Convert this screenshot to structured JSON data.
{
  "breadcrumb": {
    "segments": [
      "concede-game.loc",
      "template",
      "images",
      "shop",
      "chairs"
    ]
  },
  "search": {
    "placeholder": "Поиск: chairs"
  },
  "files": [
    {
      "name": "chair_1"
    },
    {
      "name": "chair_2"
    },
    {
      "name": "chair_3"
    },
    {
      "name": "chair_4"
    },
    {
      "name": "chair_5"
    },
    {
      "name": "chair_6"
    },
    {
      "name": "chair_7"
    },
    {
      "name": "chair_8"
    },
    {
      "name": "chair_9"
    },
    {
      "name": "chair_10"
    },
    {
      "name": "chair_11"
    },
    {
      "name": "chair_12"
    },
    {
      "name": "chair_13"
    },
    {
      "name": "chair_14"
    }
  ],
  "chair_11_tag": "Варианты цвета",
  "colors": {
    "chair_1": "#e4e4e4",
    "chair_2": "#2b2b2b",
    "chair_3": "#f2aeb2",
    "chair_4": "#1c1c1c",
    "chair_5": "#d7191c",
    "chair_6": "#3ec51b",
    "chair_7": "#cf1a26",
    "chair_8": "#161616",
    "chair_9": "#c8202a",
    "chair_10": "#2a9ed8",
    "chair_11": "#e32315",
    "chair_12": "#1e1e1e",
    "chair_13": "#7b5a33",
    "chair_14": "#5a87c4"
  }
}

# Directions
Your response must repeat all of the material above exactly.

# The answer
Convert this screenshot to structured JSON data.
{
  "breadcrumb": {
    "segments": [
      "concede-game.loc",
      "template",
      "images",
      "shop",
      "chairs"
    ]
  },
  "search": {
    "placeholder": "Поиск: chairs"
  },
  "files": [
    {
      "name": "chair_1"
    },
    {
      "name": "chair_2"
    },
    {
      "name": "chair_3"
    },
    {
      "name": "chair_4"
    },
    {
      "name": "chair_5"
    },
    {
      "name": "chair_6"
    },
    {
      "name": "chair_7"
    },
    {
      "name": "chair_8"
    },
    {
      "name": "chair_9"
    },
    {
      "name": "chair_10"
    },
    {
      "name": "chair_11"
    },
    {
      "name": "chair_12"
    },
    {
      "name": "chair_13"
    },
    {
      "name": "chair_14"
    }
  ],
  "chair_11_tag": "Варианты цвета",
  "colors": {
    "chair_1": "#e4e4e4",
    "chair_2": "#2b2b2b",
    "chair_3": "#f2aeb2",
    "chair_4": "#1c1c1c",
    "chair_5": "#d7191c",
    "chair_6": "#3ec51b",
    "chair_7": "#cf1a26",
    "chair_8": "#161616",
    "chair_9": "#c8202a",
    "chair_10": "#2a9ed8",
    "chair_11": "#e32315",
    "chair_12": "#1e1e1e",
    "chair_13": "#7b5a33",
    "chair_14": "#5a87c4"
  }
}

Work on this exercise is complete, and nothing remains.